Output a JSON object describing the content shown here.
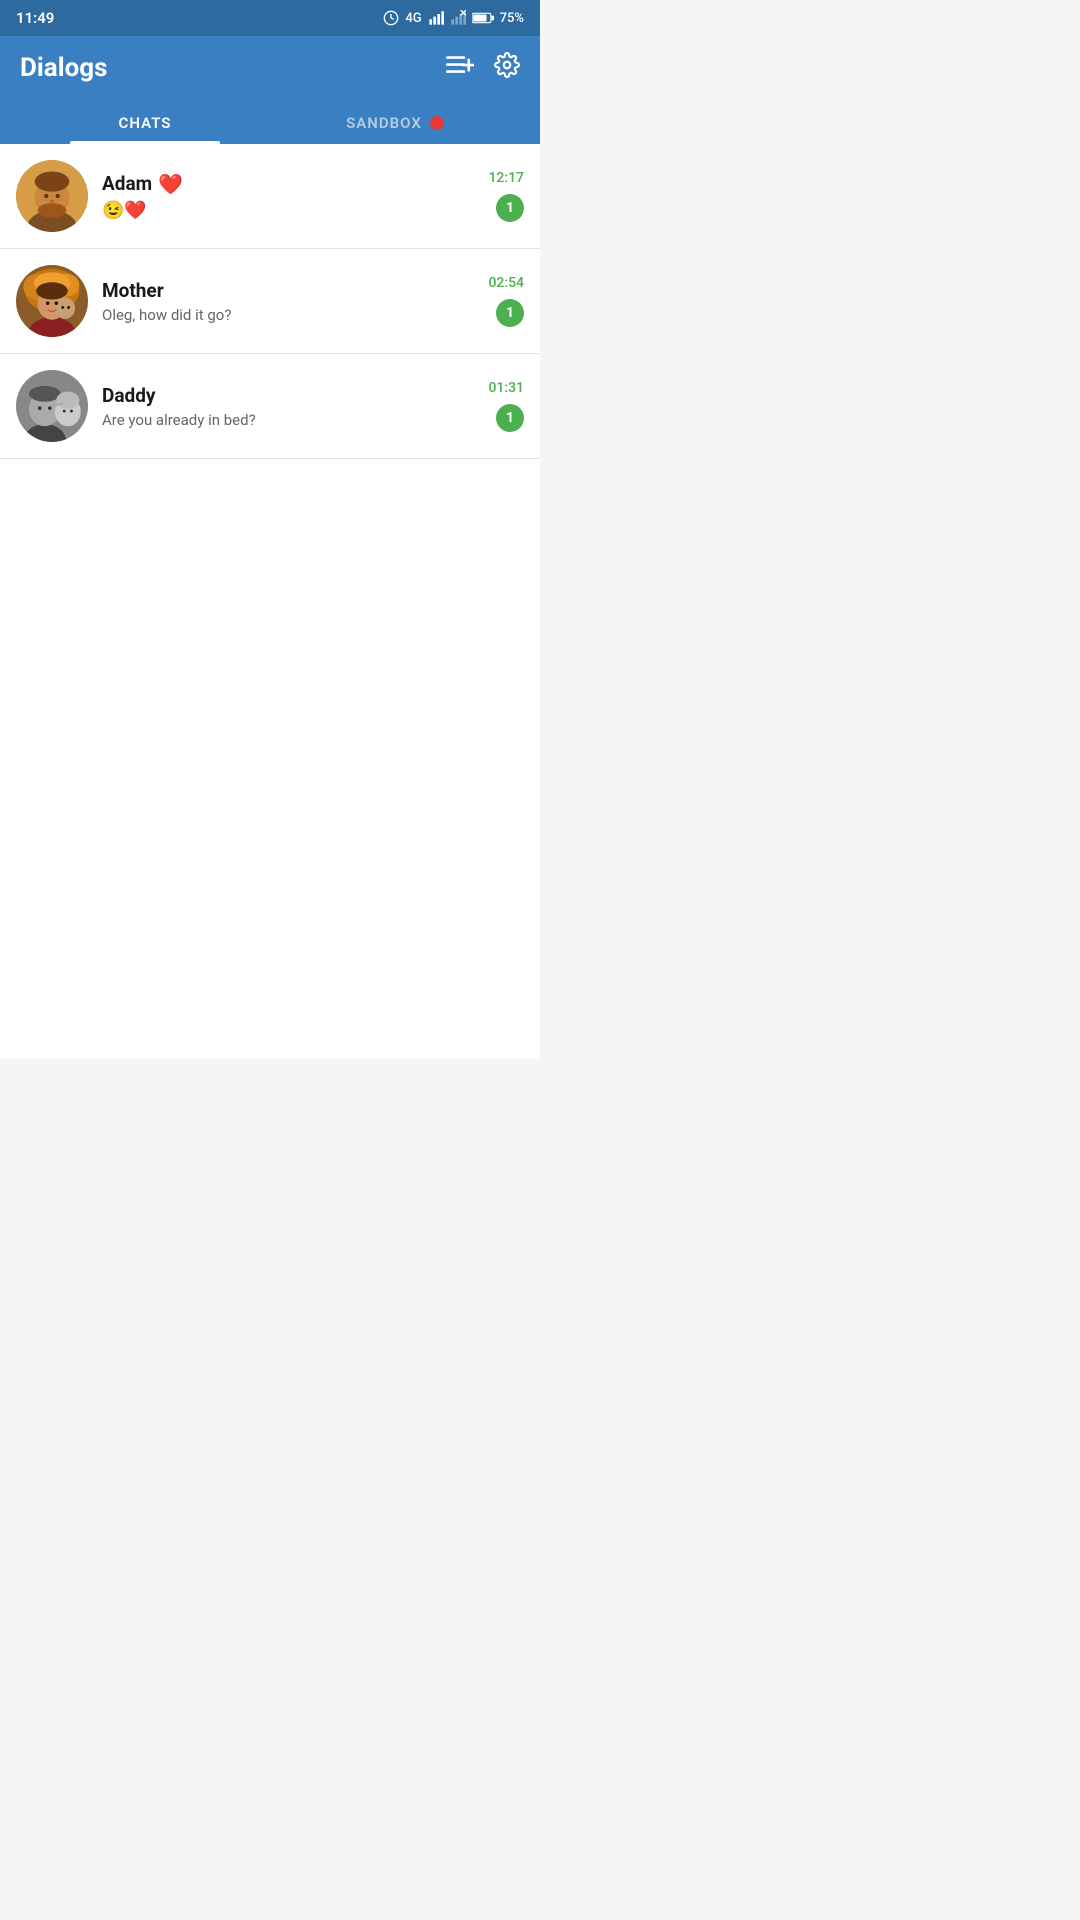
{
  "statusBar": {
    "time": "11:49",
    "signal": "4G",
    "battery": "75%"
  },
  "header": {
    "title": "Dialogs",
    "newChatIcon": "≡+",
    "settingsIcon": "⚙"
  },
  "tabs": [
    {
      "id": "chats",
      "label": "CHATS",
      "active": true
    },
    {
      "id": "sandbox",
      "label": "SANDBOX",
      "active": false
    }
  ],
  "chats": [
    {
      "id": "adam",
      "name": "Adam",
      "nameEmoji": "❤️",
      "preview": "😉❤️",
      "time": "12:17",
      "badge": "1"
    },
    {
      "id": "mother",
      "name": "Mother",
      "preview": "Oleg, how did it go?",
      "time": "02:54",
      "badge": "1"
    },
    {
      "id": "daddy",
      "name": "Daddy",
      "preview": "Are you already in bed?",
      "time": "01:31",
      "badge": "1"
    }
  ],
  "colors": {
    "headerBg": "#3a7fc1",
    "statusBg": "#2d6a9f",
    "activeTab": "#ffffff",
    "inactiveTab": "rgba(255,255,255,0.6)",
    "badgeBg": "#4caf50",
    "timeColor": "#4caf50",
    "sandboxDot": "#e53935"
  }
}
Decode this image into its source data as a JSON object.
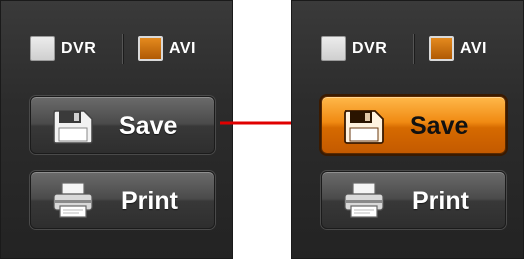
{
  "panels": [
    {
      "formats": [
        {
          "label": "DVR",
          "checked": false
        },
        {
          "label": "AVI",
          "checked": true
        }
      ],
      "save_label": "Save",
      "print_label": "Print",
      "save_state": "normal"
    },
    {
      "formats": [
        {
          "label": "DVR",
          "checked": false
        },
        {
          "label": "AVI",
          "checked": true
        }
      ],
      "save_label": "Save",
      "print_label": "Print",
      "save_state": "highlighted"
    }
  ],
  "icons": {
    "save": "floppy-disk-icon",
    "print": "printer-icon"
  },
  "colors": {
    "panel": "#2c2c2c",
    "checkbox_checked": "#d9760f",
    "save_active": "#f08a12",
    "arrow": "#e00000"
  }
}
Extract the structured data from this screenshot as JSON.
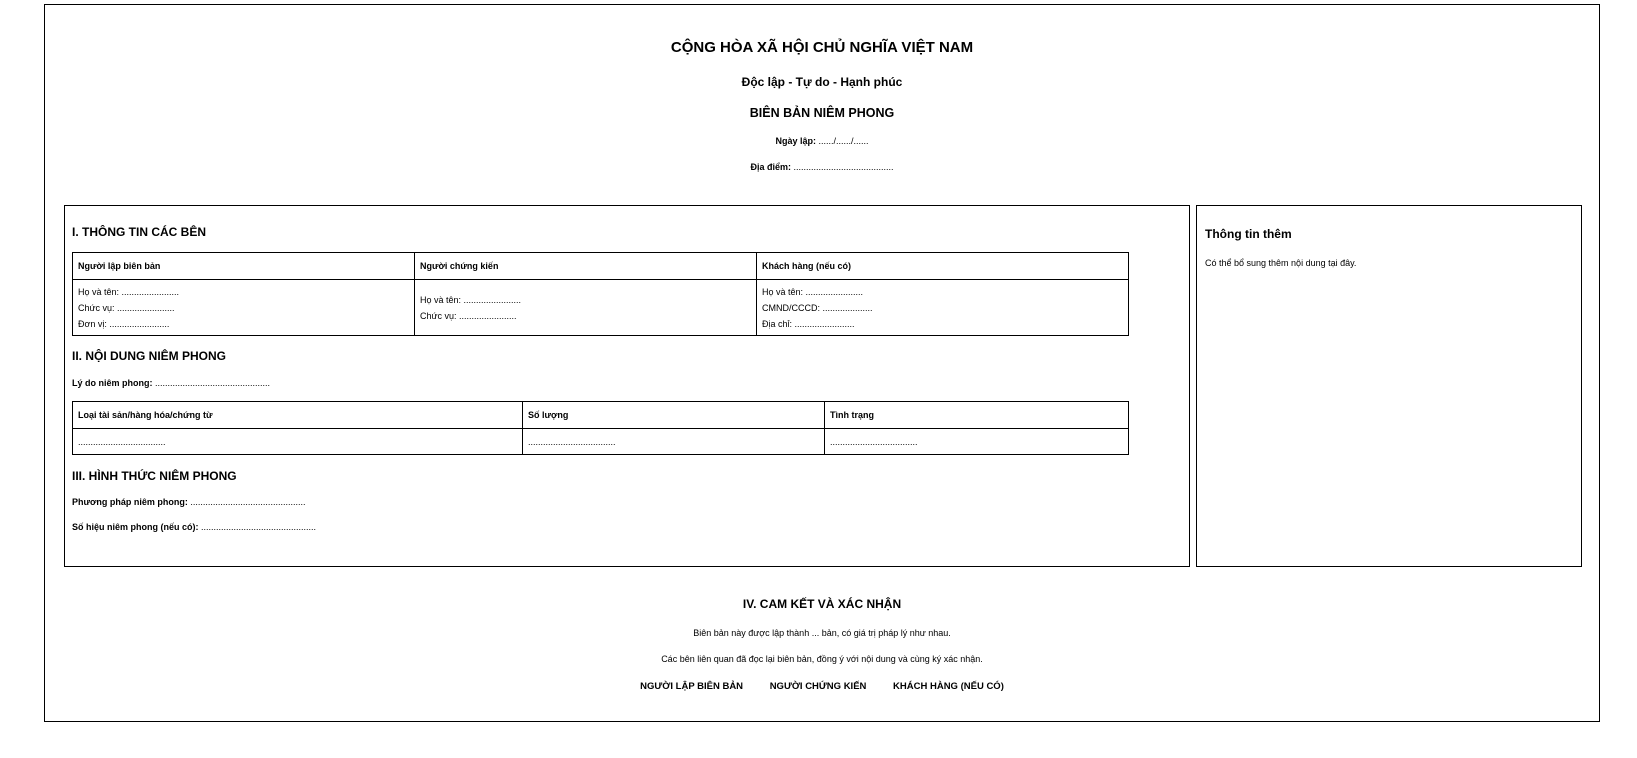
{
  "header": {
    "nation": "CỘNG HÒA XÃ HỘI CHỦ NGHĨA VIỆT NAM",
    "motto": "Độc lập - Tự do - Hạnh phúc",
    "title": "BIÊN BẢN NIÊM PHONG",
    "date_label": "Ngày lập:",
    "date_value": "....../....../......",
    "place_label": "Địa điểm:",
    "place_value": "........................................"
  },
  "section1": {
    "title": "I. THÔNG TIN CÁC BÊN",
    "columns": [
      "Người lập biên bản",
      "Người chứng kiến",
      "Khách hàng (nếu có)"
    ],
    "col1_lines": [
      "Họ và tên: .......................",
      "Chức vụ: .......................",
      "Đơn vị: ........................"
    ],
    "col2_lines": [
      "Họ và tên: .......................",
      "Chức vụ: ......................."
    ],
    "col3_lines": [
      "Họ và tên: .......................",
      "CMND/CCCD: ....................",
      "Địa chỉ: ........................"
    ]
  },
  "section2": {
    "title": "II. NỘI DUNG NIÊM PHONG",
    "reason_label": "Lý do niêm phong:",
    "reason_value": "..............................................",
    "columns": [
      "Loại tài sản/hàng hóa/chứng từ",
      "Số lượng",
      "Tình trạng"
    ],
    "row": [
      "...................................",
      "...................................",
      "..................................."
    ]
  },
  "section3": {
    "title": "III. HÌNH THỨC NIÊM PHONG",
    "method_label": "Phương pháp niêm phong:",
    "method_value": "..............................................",
    "seal_label": "Số hiệu niêm phong (nếu có):",
    "seal_value": ".............................................."
  },
  "side": {
    "title": "Thông tin thêm",
    "note": "Có thể bổ sung thêm nội dung tại đây."
  },
  "commitment": {
    "title": "IV. CAM KẾT VÀ XÁC NHẬN",
    "line1": "Biên bản này được lập thành ... bản, có giá trị pháp lý như nhau.",
    "line2": "Các bên liên quan đã đọc lại biên bản, đồng ý với nội dung và cùng ký xác nhận.",
    "signers": [
      "NGƯỜI LẬP BIÊN BẢN",
      "NGƯỜI CHỨNG KIẾN",
      "KHÁCH HÀNG (NẾU CÓ)"
    ]
  }
}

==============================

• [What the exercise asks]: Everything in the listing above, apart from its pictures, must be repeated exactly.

• [Solution]:
Output a JSON object describing the content shown here.
{
  "statusBar": {
    "time": "11:49",
    "signal": "4G",
    "battery": "75%"
  },
  "header": {
    "title": "Dialogs",
    "newChatIcon": "≡+",
    "settingsIcon": "⚙"
  },
  "tabs": [
    {
      "id": "chats",
      "label": "CHATS",
      "active": true
    },
    {
      "id": "sandbox",
      "label": "SANDBOX",
      "active": false
    }
  ],
  "chats": [
    {
      "id": "adam",
      "name": "Adam",
      "nameEmoji": "❤️",
      "preview": "😉❤️",
      "time": "12:17",
      "badge": "1"
    },
    {
      "id": "mother",
      "name": "Mother",
      "preview": "Oleg, how did it go?",
      "time": "02:54",
      "badge": "1"
    },
    {
      "id": "daddy",
      "name": "Daddy",
      "preview": "Are you already in bed?",
      "time": "01:31",
      "badge": "1"
    }
  ],
  "colors": {
    "headerBg": "#3a7fc1",
    "statusBg": "#2d6a9f",
    "activeTab": "#ffffff",
    "inactiveTab": "rgba(255,255,255,0.6)",
    "badgeBg": "#4caf50",
    "timeColor": "#4caf50",
    "sandboxDot": "#e53935"
  }
}
Decode this image into its source data as a JSON object.
{
  "panels": [
    {
      "formats": [
        {
          "label": "DVR",
          "checked": false
        },
        {
          "label": "AVI",
          "checked": true
        }
      ],
      "save_label": "Save",
      "print_label": "Print",
      "save_state": "normal"
    },
    {
      "formats": [
        {
          "label": "DVR",
          "checked": false
        },
        {
          "label": "AVI",
          "checked": true
        }
      ],
      "save_label": "Save",
      "print_label": "Print",
      "save_state": "highlighted"
    }
  ],
  "icons": {
    "save": "floppy-disk-icon",
    "print": "printer-icon"
  },
  "colors": {
    "panel": "#2c2c2c",
    "checkbox_checked": "#d9760f",
    "save_active": "#f08a12",
    "arrow": "#e00000"
  }
}
Extract the structured data from this screenshot as JSON.
{
  "header": {
    "nation": "CỘNG HÒA XÃ HỘI CHỦ NGHĨA VIỆT NAM",
    "motto": "Độc lập - Tự do - Hạnh phúc",
    "title": "BIÊN BẢN NIÊM PHONG",
    "date_label": "Ngày lập:",
    "date_value": "....../....../......",
    "place_label": "Địa điểm:",
    "place_value": "........................................"
  },
  "section1": {
    "title": "I. THÔNG TIN CÁC BÊN",
    "columns": [
      "Người lập biên bản",
      "Người chứng kiến",
      "Khách hàng (nếu có)"
    ],
    "col1_lines": [
      "Họ và tên: .......................",
      "Chức vụ: .......................",
      "Đơn vị: ........................"
    ],
    "col2_lines": [
      "Họ và tên: .......................",
      "Chức vụ: ......................."
    ],
    "col3_lines": [
      "Họ và tên: .......................",
      "CMND/CCCD: ....................",
      "Địa chỉ: ........................"
    ]
  },
  "section2": {
    "title": "II. NỘI DUNG NIÊM PHONG",
    "reason_label": "Lý do niêm phong:",
    "reason_value": "..............................................",
    "columns": [
      "Loại tài sản/hàng hóa/chứng từ",
      "Số lượng",
      "Tình trạng"
    ],
    "row": [
      "...................................",
      "...................................",
      "..................................."
    ]
  },
  "section3": {
    "title": "III. HÌNH THỨC NIÊM PHONG",
    "method_label": "Phương pháp niêm phong:",
    "method_value": "..............................................",
    "seal_label": "Số hiệu niêm phong (nếu có):",
    "seal_value": ".............................................."
  },
  "side": {
    "title": "Thông tin thêm",
    "note": "Có thể bổ sung thêm nội dung tại đây."
  },
  "commitment": {
    "title": "IV. CAM KẾT VÀ XÁC NHẬN",
    "line1": "Biên bản này được lập thành ... bản, có giá trị pháp lý như nhau.",
    "line2": "Các bên liên quan đã đọc lại biên bản, đồng ý với nội dung và cùng ký xác nhận.",
    "signers": [
      "NGƯỜI LẬP BIÊN BẢN",
      "NGƯỜI CHỨNG KIẾN",
      "KHÁCH HÀNG (NẾU CÓ)"
    ]
  }
}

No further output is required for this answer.